One key difference is that we don’t ascribe physical properties to the mind, which is a bit of a pain when you’re trying to create a visual advert. So the designers went for a brain.

But ‘brain expanding’ is just kind of awkward. It makes me think of hydrocephalus – a condition where faulty fluid drainage causes internal pressure which literally balloons the brain.

In young children with soft skulls this causes skull deformation, in adults it just tends to squash the brain against the side of the skull. Either way, it usually needs surgical intervention to insert a shunt valve to treat the drainage problem, else brain damage and death follow in a high proportion of cases.

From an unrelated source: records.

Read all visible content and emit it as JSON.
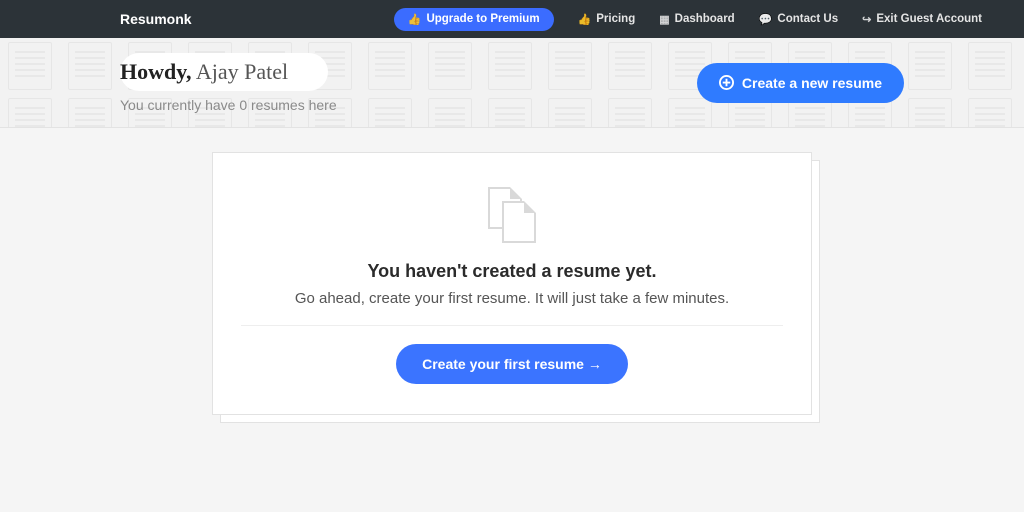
{
  "navbar": {
    "brand": "Resumonk",
    "premium_label": "Upgrade to Premium",
    "items": [
      {
        "icon": "thumbs-up",
        "label": "Pricing"
      },
      {
        "icon": "calendar",
        "label": "Dashboard"
      },
      {
        "icon": "comment",
        "label": "Contact Us"
      },
      {
        "icon": "exit",
        "label": "Exit Guest Account"
      }
    ]
  },
  "header": {
    "greeting_prefix": "Howdy,",
    "user_name": "Ajay Patel",
    "subline": "You currently have 0 resumes here",
    "create_button": "Create a new resume"
  },
  "empty_state": {
    "title": "You haven't created a resume yet.",
    "subtitle": "Go ahead, create your first resume. It will just take a few minutes.",
    "cta": "Create your first resume →"
  },
  "colors": {
    "navbar_bg": "#2c3338",
    "primary_blue": "#3b6cff"
  }
}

Nevertheless, if you can get your hands on any of these balloons you’ve instantly got yourself a neurosurgery party game for kids. The first kid to fashion a shunt out of a drinking straw gets a special John Holter prize.

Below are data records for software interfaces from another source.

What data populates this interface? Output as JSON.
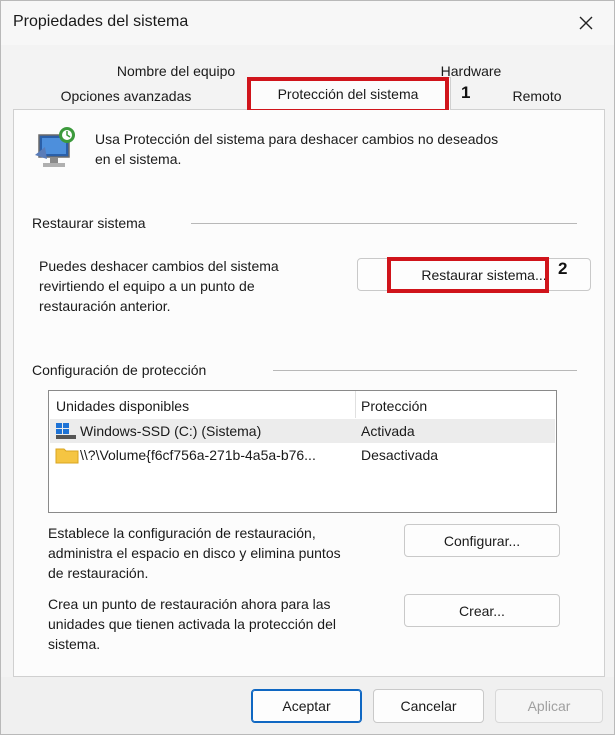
{
  "window": {
    "title": "Propiedades del sistema"
  },
  "tabs": {
    "row1": [
      "Nombre del equipo",
      "Hardware"
    ],
    "row2": [
      "Opciones avanzadas",
      "Protección del sistema",
      "Remoto"
    ],
    "active": "Protección del sistema"
  },
  "annotations": {
    "marker1": "1",
    "marker2": "2",
    "highlight_color": "#d0141b"
  },
  "intro": {
    "line1": "Usa Protección del sistema para deshacer cambios no deseados",
    "line2": "en el sistema."
  },
  "restore": {
    "group_label": "Restaurar sistema",
    "desc_line1": "Puedes deshacer cambios del sistema",
    "desc_line2": "revirtiendo el equipo a un punto de",
    "desc_line3": "restauración anterior.",
    "button": "Restaurar sistema..."
  },
  "protection": {
    "group_label": "Configuración de protección",
    "columns": [
      "Unidades disponibles",
      "Protección"
    ],
    "rows": [
      {
        "icon": "windows-drive-icon",
        "drive": "Windows-SSD (C:) (Sistema)",
        "status": "Activada"
      },
      {
        "icon": "folder-icon",
        "drive": "\\\\?\\Volume{f6cf756a-271b-4a5a-b76...",
        "status": "Desactivada"
      }
    ],
    "config_line1": "Establece la configuración de restauración,",
    "config_line2": "administra el espacio en disco y elimina puntos",
    "config_line3": "de restauración.",
    "config_button": "Configurar...",
    "create_line1": "Crea un punto de restauración ahora para las",
    "create_line2": "unidades que tienen activada la protección del",
    "create_line3": "sistema.",
    "create_button": "Crear..."
  },
  "footer": {
    "ok": "Aceptar",
    "cancel": "Cancelar",
    "apply": "Aplicar"
  },
  "colors": {
    "accent": "#0f67c2"
  }
}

Yes, I know I should get out more.

Link to Economist advert.

Juggling can change brain structure within 7 days

A new study just published in PLoS One reports that learning to juggle alters the structure of motion detection areas in the brain within as little as 7 days.

Led by neuroscientist Joenna Driemeyer, the study builds on a previous research that also found juggling could alter brain structure, although this previous study waited three months before the brain was checked for alterations using high resolution structural MRI scans.

This new study also took 20 non-jugglers and asked them to learn to juggle, but scanned them after 7, 14 and 35 days.

After only 7 days, a motion specialised part of the occipital lobe known as V5 had increased in density. In both studies, the changes were maintained over the subsequent weeks of practice, but these areas returned to their pre-learning state after several weeks without juggling.

This is an interesting example of rapid ‘neuroplasticity‘, the ability of the brain to adapt structurally to new situations.

However, the authors are careful to note that they can’t tell whether the brains of the participants had generated more neurons, or whether existing cells grew in size, or additional glial cells were developed, or maybe there were just changes in how much blood or other brain fluids packed the area.

Also, the fact that changes seemed to occur at the beginning of the learning cycle but that further practice maintained but didn’t cause additional changes led the researchers to speculate that learning a variety of new things, rather than simply practising old skills, may be most effective in terms of brain structure alterations.

Link to ‘Changes in Gray Matter Induced by Learning ‚Äî Revisited’.
Link to PubMed entry for paper.

Full disclosure: I’m an unpaid member of the PLoS One editorial board.